Please remember that it was the relaxed lending standards forced onto lending institutions as part of the same homeownership-as-a-right culture championed by former President Bill Clinton–and widely considered, at the time, to be a success of his administration–which snowballed into credit difficulties and much of the general malaise we see today. Yet, with regard to the money earmarked for this new stimulus” package, we’re right back to where we started.
Let’s assume, for a second, that printing more money at the expense of the taxpayers and the taxpayers’ children actually will work to stimulate our economy (it won’t, we know that, but bear with me). If we are going to write an enormous blank check, shouldn’t the money go to those who can best and most efficiently turn that money into economic growth? Shouldn’t that distinction be made based upon capability, not color? And, for that matter, shouldn’t the infrastructure projects be completed by those with the requisite experience, rather than those who simply need the work?
Not anymore. If we gave the money to those who knew how to handle it, if we paid for workers qualified to do the work, those who would squander the money would be unfairly treated. From a WorldNetDaily piece:
“It seems to me that infrastructure spending is a very important and good way of stimulating the economy. The challenge will be to do it quickly, to find projects that can be done that will have a high social return, that also can be done with the greatest speed possible,” Reich said.
“I am concerned, as I’m sure many of you are, that these jobs not simply go to high skilled people who are already professionals or to white male construction workers,” he said.
The hearing took place two weeks before Obama was inaugurated.
“I have nothing against white male construction workers,” Reich said. “I’m just saying there are a lot of other people who have needs as well.
“There are ways in which the money can be, criteria can be set so the money does go to others, the long term unemployed, minorities, women,” he said.
Rep. Charles Rangel, D-N.Y., appeared to agree, suggesting federal money be directed to specific groups of people.
The federal government, he said, must “remove the discretion” about where the funds go, or what projects would be involved, even to the point of eliminating any input from governors or state legislatures.
Reich agreed: “Governors ought to be, should be given a choice of signing on the bottom line or not.”
Then Rangel noted the “middle class” would be unlikely to create any opposition to funds directed to minorities.
“One thing that you can depend on, you don’t have to be worried about what the middle class is going to do. Things are so bad, they have to put food on their tables, get clothes for their kids, get them in school,” he said.
I think I finally get the whole “hope” and “change” thing now.
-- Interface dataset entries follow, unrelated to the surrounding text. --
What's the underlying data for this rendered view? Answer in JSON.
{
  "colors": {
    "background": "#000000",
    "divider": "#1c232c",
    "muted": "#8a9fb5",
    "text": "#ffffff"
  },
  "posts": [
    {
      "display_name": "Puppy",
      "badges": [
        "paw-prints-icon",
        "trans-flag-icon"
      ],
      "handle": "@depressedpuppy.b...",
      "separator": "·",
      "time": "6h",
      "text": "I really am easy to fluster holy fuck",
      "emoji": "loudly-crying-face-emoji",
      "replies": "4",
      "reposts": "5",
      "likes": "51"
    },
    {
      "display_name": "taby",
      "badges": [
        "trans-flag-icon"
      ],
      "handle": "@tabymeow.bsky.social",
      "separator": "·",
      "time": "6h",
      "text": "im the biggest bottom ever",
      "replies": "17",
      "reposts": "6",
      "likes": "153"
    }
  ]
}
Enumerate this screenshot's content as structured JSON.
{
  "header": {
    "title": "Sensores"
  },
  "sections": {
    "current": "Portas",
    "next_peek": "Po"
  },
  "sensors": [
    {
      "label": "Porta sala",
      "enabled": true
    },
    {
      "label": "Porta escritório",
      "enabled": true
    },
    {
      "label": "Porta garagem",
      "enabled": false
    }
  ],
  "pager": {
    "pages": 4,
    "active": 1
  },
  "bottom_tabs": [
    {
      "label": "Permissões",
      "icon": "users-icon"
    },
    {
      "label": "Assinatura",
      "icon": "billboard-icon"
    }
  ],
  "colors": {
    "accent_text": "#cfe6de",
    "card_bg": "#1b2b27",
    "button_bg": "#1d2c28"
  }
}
We’ve changed presidents since Bill Clinton disregarded common sense in favor of increased government control and in the name of “social engineering,” and we can only hope that Barack Obama’s plans to disregard common sense in favor of increased government control and in the name of “social engineering” will somehow go better now than it did the first time.
Look at it this way: Obama, through the thick and thin of his first 72 hours as president of the United States, is keeping one of his campaign promises — transparency. When we look at his economic advisers and their plans, after all, spotting the socialism and the penchant for a bloated, overreaching federal government is easy.